Operation Hardstick challenged
FOREIGN traders in Limpopo are heading to the Supreme Court of Appeal (SCA) in a bid to have their rights to do business recognised and stock confiscated by police returned.
Today, the SCA will hear arguments by the Somali Association of SA and the Ethiopian Community of SA, who are demanding that Police Minister Nathi Nhleko, his labour and home affairs counterparts Mildred Oliphant and Malusi Gigaba, respectively, as well as Limpopo safety MEC Mapula Mokaba-Phukwana stop "Operation Hardstick".
National Police Commissioner General Riah Phiyega, provincial commissioner Lieutenant-General Sehlahle Masemola, the Greater Tubatse and Musina municipalities are also cited as respondents in the case.
Operation Hardstick was initiated by Limpopo police to shut down businesses operating without permits.
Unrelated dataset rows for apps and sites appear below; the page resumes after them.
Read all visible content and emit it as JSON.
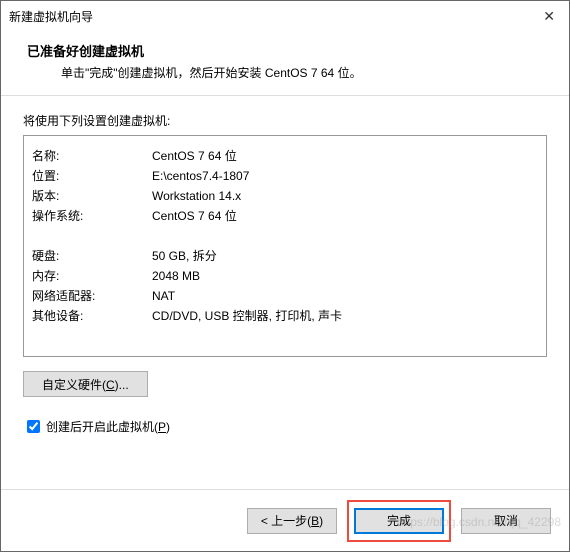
{
  "window": {
    "title": "新建虚拟机向导"
  },
  "header": {
    "title": "已准备好创建虚拟机",
    "subtitle": "单击\"完成\"创建虚拟机，然后开始安装 CentOS 7 64 位。"
  },
  "body": {
    "caption": "将使用下列设置创建虚拟机:",
    "rows": {
      "name": {
        "label": "名称:",
        "value": "CentOS 7 64 位"
      },
      "loc": {
        "label": "位置:",
        "value": "E:\\centos7.4-1807"
      },
      "ver": {
        "label": "版本:",
        "value": "Workstation 14.x"
      },
      "os": {
        "label": "操作系统:",
        "value": "CentOS 7 64 位"
      },
      "disk": {
        "label": "硬盘:",
        "value": "50 GB, 拆分"
      },
      "mem": {
        "label": "内存:",
        "value": "2048 MB"
      },
      "net": {
        "label": "网络适配器:",
        "value": "NAT"
      },
      "other": {
        "label": "其他设备:",
        "value": "CD/DVD, USB 控制器, 打印机, 声卡"
      }
    },
    "customize_prefix": "自定义硬件(",
    "customize_key": "C",
    "customize_suffix": ")...",
    "checkbox_prefix": "创建后开启此虚拟机(",
    "checkbox_key": "P",
    "checkbox_suffix": ")"
  },
  "footer": {
    "back_prefix": "< 上一步(",
    "back_key": "B",
    "back_suffix": ")",
    "finish": "完成",
    "cancel": "取消"
  },
  "watermark": "https://blog.csdn.net/qq_42298"
}
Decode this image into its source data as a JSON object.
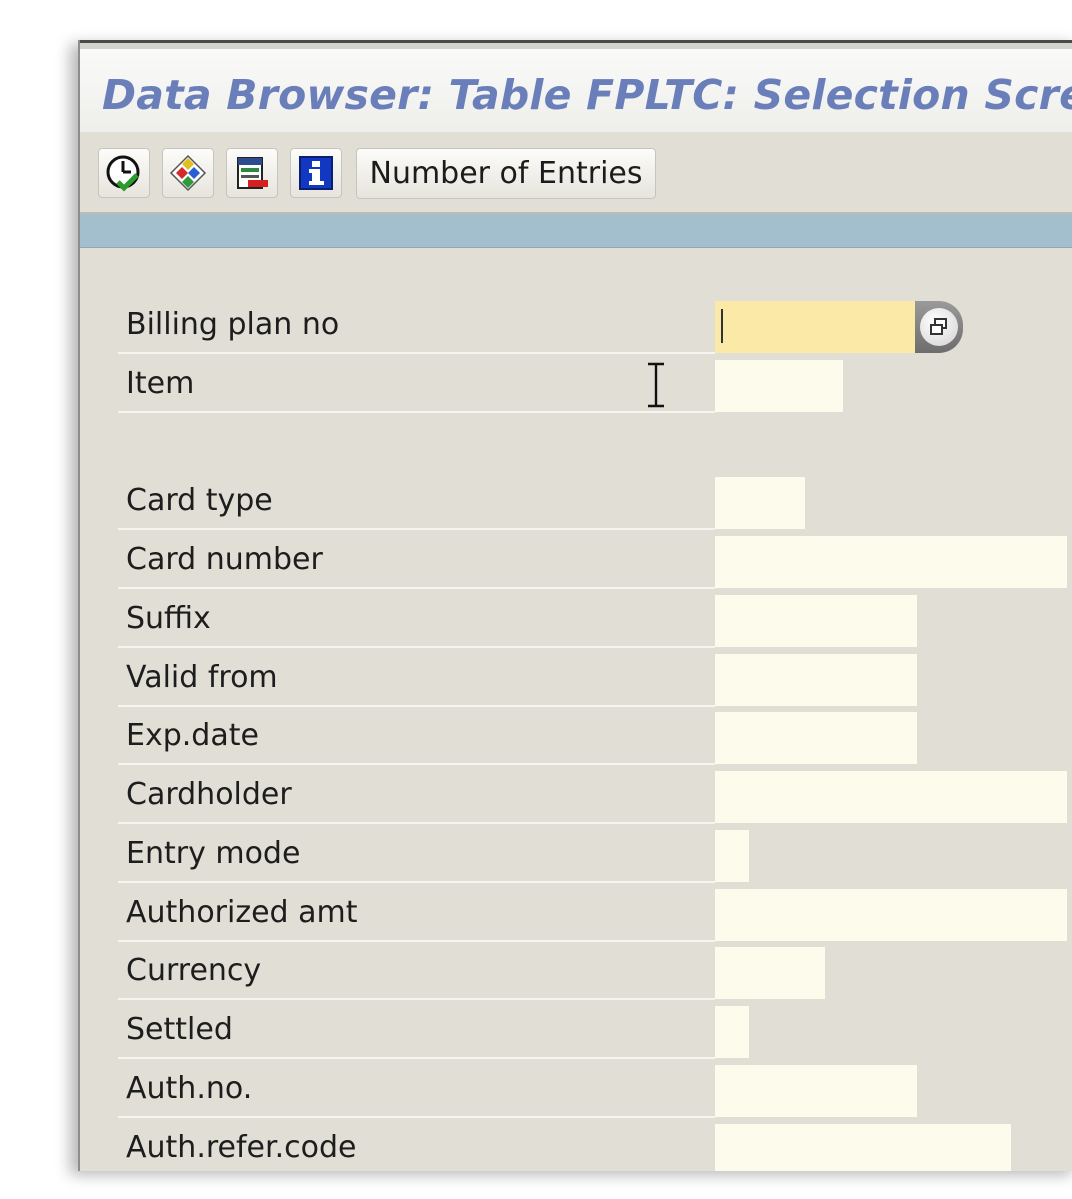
{
  "window": {
    "title": "Data Browser: Table FPLTC: Selection Screen"
  },
  "toolbar": {
    "buttons": [
      {
        "icon": "execute-clock-check-icon"
      },
      {
        "icon": "diamond-arrows-icon"
      },
      {
        "icon": "field-list-icon"
      },
      {
        "icon": "info-icon"
      }
    ],
    "number_of_entries_label": "Number of Entries"
  },
  "fields": [
    {
      "label": "Billing plan no",
      "value": "",
      "active": true,
      "has_search_help": true
    },
    {
      "label": "Item",
      "value": ""
    },
    {
      "label": "Card type",
      "value": ""
    },
    {
      "label": "Card number",
      "value": ""
    },
    {
      "label": "Suffix",
      "value": ""
    },
    {
      "label": "Valid from",
      "value": ""
    },
    {
      "label": "Exp.date",
      "value": ""
    },
    {
      "label": "Cardholder",
      "value": ""
    },
    {
      "label": "Entry mode",
      "value": ""
    },
    {
      "label": "Authorized amt",
      "value": ""
    },
    {
      "label": "Currency",
      "value": ""
    },
    {
      "label": "Settled",
      "value": ""
    },
    {
      "label": "Auth.no.",
      "value": ""
    },
    {
      "label": "Auth.refer.code",
      "value": ""
    }
  ],
  "colors": {
    "title": "#6a7fba",
    "window_bg": "#e0ded5",
    "status_bar": "#a3bfcd",
    "input_bg": "#fcfbec",
    "active_input_bg": "#fbe9a8"
  }
}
Some traders and their employees were arrested.
The operation led to 600 foreign-owned businesses closing. "We suspended Operation Hardstick pending the finalisation of the foreign traders' case," said Limpopo police spokesman Brigadier Hangwani Mulaudzi.
Somali and Ethiopian traders, who are represented by Lawyers for Human Rights, said police told them the permits must be in their own names and not their landlords and that foreigners are not allowed to run businesses in SA, according to court papers.
Foreign traders also claim they are unable to find employment in SA because of several barriers such as language difficulties, shortage of meaningful skills due to conditions in their countries, competition from local job seekers and xenophobic prejudice.
They say the only means of survival for them is by starting their own businesses.
In September last year, North Gauteng High Court Judge Natvarlal Ranchod dismissed the foreign traders' case, saying the matter fell within the executive sphere of government. The foreign traders are appealing Ranchod's judgment.